# Your objective:
Go line by line through the listing below and copy those that hold "icon".

- - - - -

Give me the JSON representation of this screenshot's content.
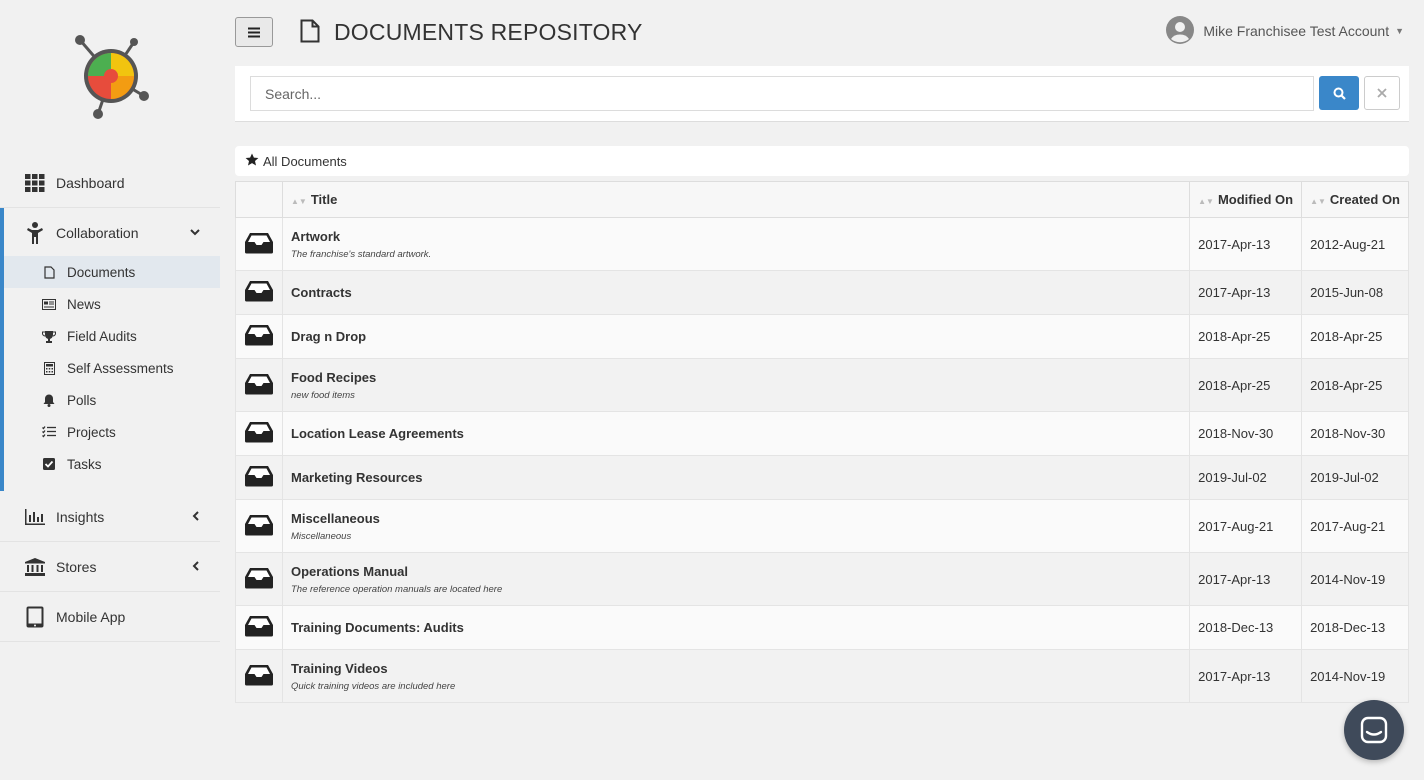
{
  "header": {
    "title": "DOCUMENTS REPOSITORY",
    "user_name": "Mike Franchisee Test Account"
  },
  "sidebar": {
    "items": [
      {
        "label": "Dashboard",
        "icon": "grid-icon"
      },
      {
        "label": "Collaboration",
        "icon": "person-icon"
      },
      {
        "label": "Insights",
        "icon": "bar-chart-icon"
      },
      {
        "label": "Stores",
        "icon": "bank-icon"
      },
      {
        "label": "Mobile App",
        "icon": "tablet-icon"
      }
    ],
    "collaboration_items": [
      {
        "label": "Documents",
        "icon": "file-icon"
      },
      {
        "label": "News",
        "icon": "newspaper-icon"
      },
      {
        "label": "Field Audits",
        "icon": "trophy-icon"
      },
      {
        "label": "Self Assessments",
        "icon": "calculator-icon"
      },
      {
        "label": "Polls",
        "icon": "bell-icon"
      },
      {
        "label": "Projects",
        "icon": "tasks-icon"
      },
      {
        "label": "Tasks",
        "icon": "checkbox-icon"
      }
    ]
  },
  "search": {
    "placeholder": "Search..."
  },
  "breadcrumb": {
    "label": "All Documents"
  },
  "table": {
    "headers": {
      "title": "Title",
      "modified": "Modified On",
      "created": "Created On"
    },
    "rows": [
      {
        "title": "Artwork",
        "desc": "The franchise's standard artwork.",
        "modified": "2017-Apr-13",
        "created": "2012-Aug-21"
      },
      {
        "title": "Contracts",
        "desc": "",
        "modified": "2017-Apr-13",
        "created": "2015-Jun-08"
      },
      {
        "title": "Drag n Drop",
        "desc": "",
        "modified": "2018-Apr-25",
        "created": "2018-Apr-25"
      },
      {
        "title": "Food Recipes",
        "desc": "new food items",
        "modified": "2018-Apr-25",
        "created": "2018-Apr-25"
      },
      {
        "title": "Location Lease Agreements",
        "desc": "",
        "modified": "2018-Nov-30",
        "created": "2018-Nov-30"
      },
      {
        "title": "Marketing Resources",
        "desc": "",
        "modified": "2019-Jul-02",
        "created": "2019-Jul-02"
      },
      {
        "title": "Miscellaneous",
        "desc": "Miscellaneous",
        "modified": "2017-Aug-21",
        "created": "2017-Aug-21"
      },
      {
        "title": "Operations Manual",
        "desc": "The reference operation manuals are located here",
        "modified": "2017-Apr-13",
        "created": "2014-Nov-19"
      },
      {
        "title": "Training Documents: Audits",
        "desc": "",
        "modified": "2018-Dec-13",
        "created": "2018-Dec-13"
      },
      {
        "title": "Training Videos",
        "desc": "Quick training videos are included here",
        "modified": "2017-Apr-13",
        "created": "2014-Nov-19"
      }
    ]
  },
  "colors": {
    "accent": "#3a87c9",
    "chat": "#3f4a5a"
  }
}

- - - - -

# Answer for the task:
        "icon": "grid-icon"
        "icon": "person-icon"
        "icon": "bar-chart-icon"
        "icon": "bank-icon"
        "icon": "tablet-icon"
        "icon": "file-icon"
        "icon": "newspaper-icon"
        "icon": "trophy-icon"
        "icon": "calculator-icon"
        "icon": "bell-icon"
        "icon": "tasks-icon"
        "icon": "checkbox-icon"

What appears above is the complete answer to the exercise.